The Internet of Things is moving from infancy to maturity and from limited implementation to large scale, enterprise-wide adoption. It is reaching a tipping point where ‘things’ need to incorporate intelligence and control as well as connectivity.
The first generation of the Internet of Things was mostly built by retrofitting connectivity to previously un-connected devices or connecting purpose-built IoT devices to central systems through linear communication channels, says Alon Segal, SVP Software & Services, Telit.
For example, initially, ‘Things’ like credit card readers were not connected. They were then connected via landline, then by Wi-Fi and finally by cellular. At each stage it was recognised that powerful centralised business and information systems could deliver more value by gaining more immediate access to the remote edge devices. Solution development was driven from the center to the devices at the edge.
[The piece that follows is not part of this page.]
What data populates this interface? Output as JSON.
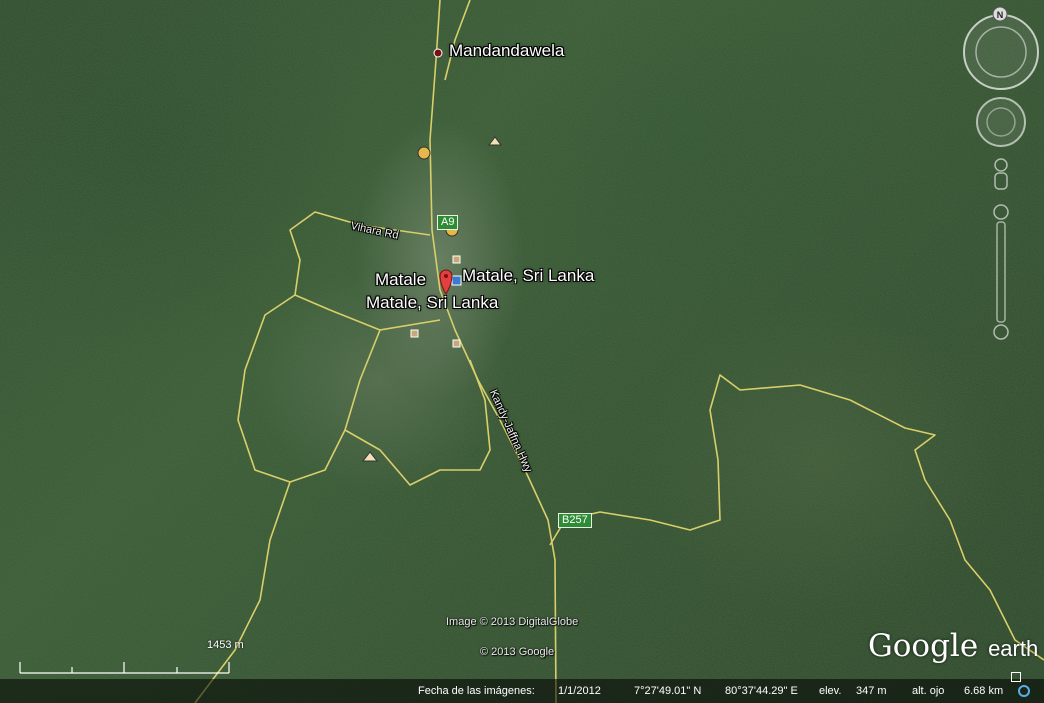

In the next generation of IoT, we see this being reversed. With the possible exception of perishable consumable goods, virtually all manufactured products have the potential to be enhanced by connecting them to the digital environment or, for many use cases, to each other.
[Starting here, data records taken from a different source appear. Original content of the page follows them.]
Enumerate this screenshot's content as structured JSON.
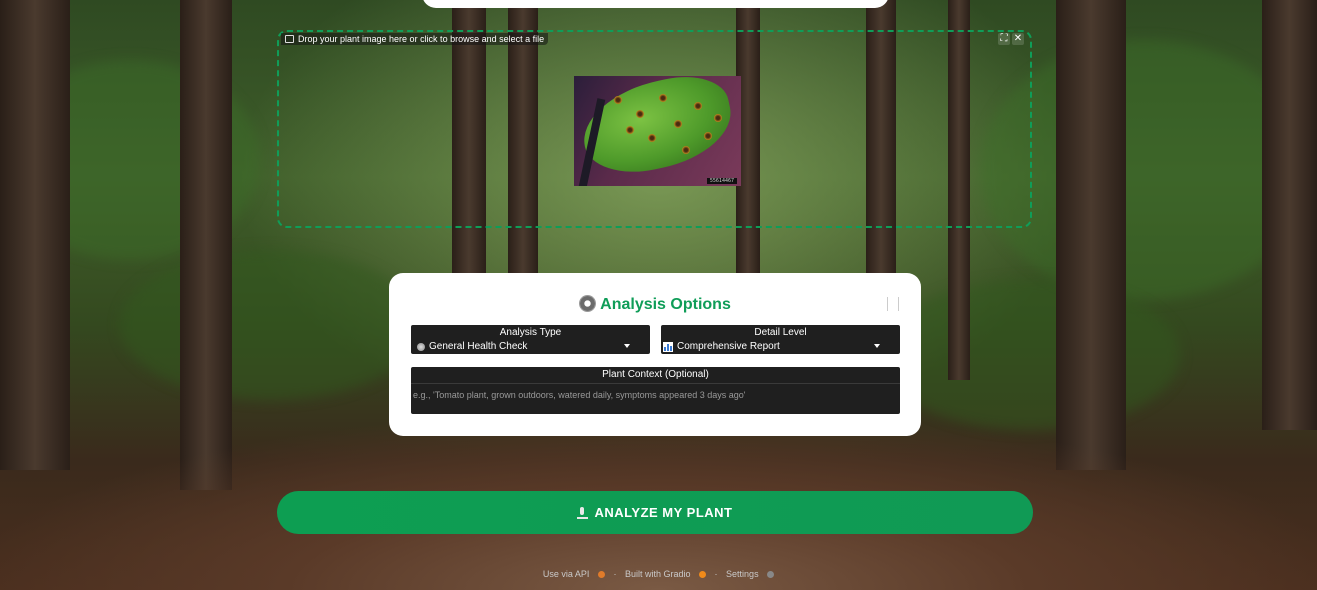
{
  "upload": {
    "label": "Drop your plant image here or click to browse and select a file",
    "image_tag": "55614467"
  },
  "options": {
    "title": "Analysis Options",
    "analysis_type": {
      "label": "Analysis Type",
      "value": "General Health Check"
    },
    "detail_level": {
      "label": "Detail Level",
      "value": "Comprehensive Report"
    },
    "context": {
      "label": "Plant Context (Optional)",
      "placeholder": "e.g., 'Tomato plant, grown outdoors, watered daily, symptoms appeared 3 days ago'"
    }
  },
  "analyze_button": {
    "label": "ANALYZE MY PLANT"
  },
  "footer": {
    "api": "Use via API",
    "built": "Built with Gradio",
    "settings": "Settings"
  },
  "colors": {
    "accent": "#0f9d58"
  }
}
So, the direction of solution development will be from the edge of capable individual products or clusters of devices inwards towards the end user at the center. Devices will communicate with each other, in some cases, as much or more than with a central cloud.
Consider autonomous systems like drones, for example. Typically, they operate mostly on their own but benefit from being able to communicate with each other. A drone swarm with thousands of autonomous drones will communicate with each other wirelessly in a local fog which in turns feeds cloud systems with aggregated processed information rather than raw data.
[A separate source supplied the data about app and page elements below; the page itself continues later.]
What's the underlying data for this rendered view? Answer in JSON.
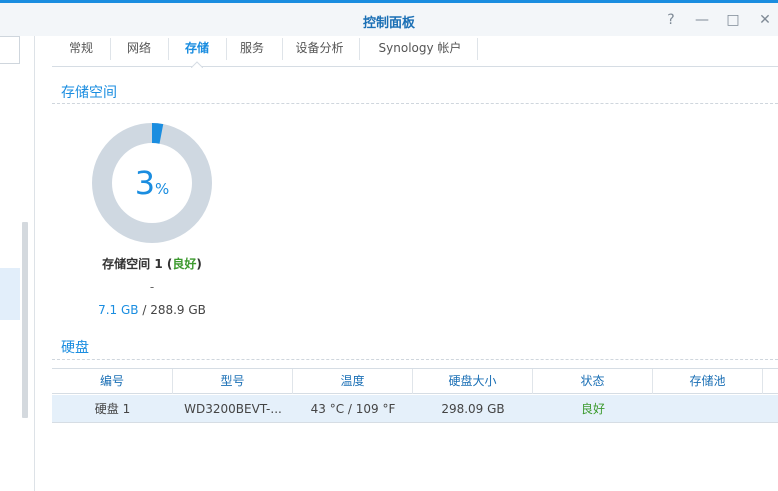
{
  "window": {
    "title": "控制面板",
    "controls": [
      "?",
      "—",
      "□",
      "✕"
    ]
  },
  "tabs": [
    {
      "label": "常规",
      "active": false
    },
    {
      "label": "网络",
      "active": false
    },
    {
      "label": "存储",
      "active": true
    },
    {
      "label": "服务",
      "active": false
    },
    {
      "label": "设备分析",
      "active": false
    },
    {
      "label": "Synology 帐户",
      "active": false
    }
  ],
  "storage": {
    "section_title": "存储空间",
    "percent": 3,
    "percent_sign": "%",
    "volume_name": "存储空间 1",
    "volume_status": "良好",
    "dash": "-",
    "used": "7.1 GB",
    "separator": " / ",
    "total": "288.9 GB"
  },
  "disks": {
    "section_title": "硬盘",
    "columns": [
      "编号",
      "型号",
      "温度",
      "硬盘大小",
      "状态",
      "存储池"
    ],
    "rows": [
      {
        "id": "硬盘 1",
        "model": "WD3200BEVT-...",
        "temp": "43 °C / 109 °F",
        "size": "298.09 GB",
        "status": "良好",
        "pool": ""
      }
    ]
  },
  "colors": {
    "accent": "#1a8de0",
    "good": "#3c9a2e",
    "donut_track": "#cfd8e1"
  }
}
This ubiquity of highly connectable things will open up new, different business models which will take advantage of the fact that delivering and analysing data, sensing, actuating, and undertaking other edge functionality can all be provisioned on the fly and at the will of the service infrastructure needing it. The computing model this uses is similar to the evolving multi-tenant cloud paradigm where the “thing” resources are self-identified by the “things” themselves and are then provisioned and allocated to the service dynamically on an “as-needed” basis.
In order for this model to scale to the three million-plus provisioning per day by 2023 on cellular connections alone, both data as well as control planes need to reach the computing edge. Furthermore, next gen IoT devices must also incorporate key functionality such as security, provisioning, and capability management as well as connectivity. These complexities need to be virtualised to the point they essentially reach a zero-touch state.
We believe the point of connection will need to reside deep within the ‘thing’ itself. And to keep the cost of implementation down, it may be best for connection-readiness to be built into the ‘thing’ at the point of manufacturing, in the same way that built-in Wi-Fi is taken for granted the PC market.
Future devices should all have this ‘ready to connect’ capability right out of the box, integrated on the assembly line. To accomplish this requires next gen edge solutions to have software for management, connectivity and control fully integrated within the hardware itself.
One of the key differentiators between 5G and earlier generations of cellular technology will be its ability to scale the loT. With 5G the mobile network will be a key enabler for ‘things’ to be able to communicate with each other and not just centrally to the cloud or an operations centre. And whether that is for Smart Cities, for autonomous vehicles, robotics or for the industrial internet of things that will revolutionise the manufacturing sector, we believe ‘ready to connect’ capability can be the beating heart at the centre of any innovative solution.
The author of this blog is Alon Segal, SVP Software & Services, Telit